The exponential cost of contention

I enjoy Nati Shalom's blog, although it always has that taste of having the agenda of pushing Gigaspace's solutions. But putting that aside his posts are always well thought-out and well written.

I think his latest blog on the Economies of Non-Scale really drive some points home about scalability, or more to the point, the cost of non-linear scalability.
If 90% of our application is free of contention, and only 10% is spent on a shared resources, we will need to grow our compute resources by a factor of 100 to scale by a factor of 10! Another important thing to note is that 10x, in this case, is the limit of our ability to scale, even if more resources are added.


1. The cost of non-linearly scalable applications grows exponentially with the demand for more scale.

2. Non-linearly scalable applications have an absolute limit of scalability. According to Amdhal's Law, with 10% contention, the maximum scaling limit is 10. With 40% contention, our maximum scaling limit is 2.5 - no matter how many hardware resources we will throw at the problem
That's something to chew on. These are real costs, both to your business, to your users, and to the environment. Even if you only have a teeny 10% contention in your system, that 10% will nail you faster than you can say ACID semantics. And as has become very clear to me the final breaking point, the final point of contention in any traditional web application architecture, is the database. Get rid of that and you're home free.

How do you do that? Well, there are a lot of people trying to solve this problem with things like space-based architectures, eventual consistency, distributed map/reduce and Stonebraker's H-Store architecture. Anything to let each instance stand on its own and not have to serialize with the rest of the system at any point, in any form.

Some people argue that scalability is so hard that you shouldn't think about it until you need to. But I really believe that if you do enough to educate yourself and make some wise choices, you will be very glad you did.

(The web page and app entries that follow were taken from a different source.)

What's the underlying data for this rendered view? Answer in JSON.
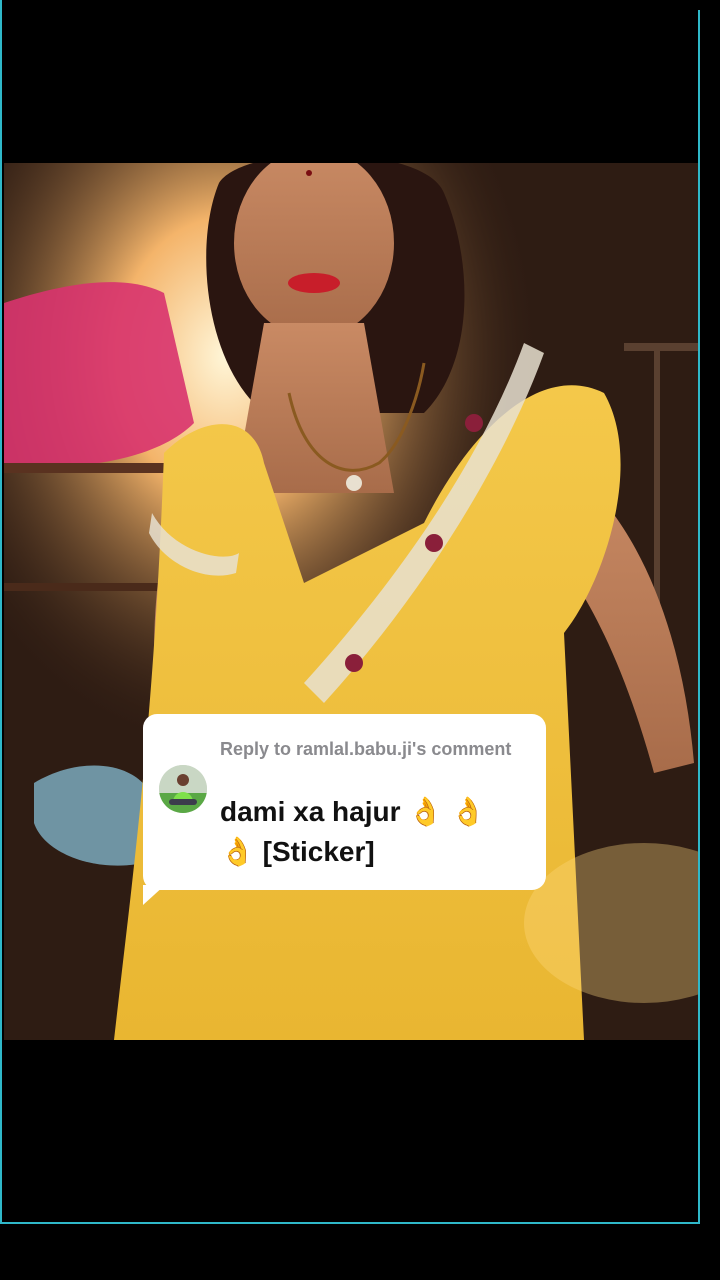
{
  "reply": {
    "header": "Reply to ramlal.babu.ji's comment",
    "text": "dami xa hajur 👌 👌 👌 [Sticker]"
  },
  "colors": {
    "background": "#000000",
    "frame_line": "#2fb8c9",
    "card_background": "#ffffff",
    "header_text": "#8a8a8e",
    "reply_text": "#111111"
  },
  "icons": {
    "avatar": "user-avatar-green-shirt"
  }
}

What I'd like to see is the industry coalescing around some best practices, an open source "scale stack" ala LAMP, tools, community, and hosting environments like Amazon, that allow developers to easily build applications that will scale from the get go. That's where I want to see things go. That way you don't have to throw your hands up and hope for the best. Because as you can see, the costs can be deadly.

Something to think about...

1 comment:

Anonymous said...

Hi David

Thanks for the reference and the complements. This paper was co writen with Geva Perry who worked with me on this post and was a tremendous help in improving the quality and making the message clearer.

I liked the additional reference in your post i think that adds important context to the entire argument.

Nati S.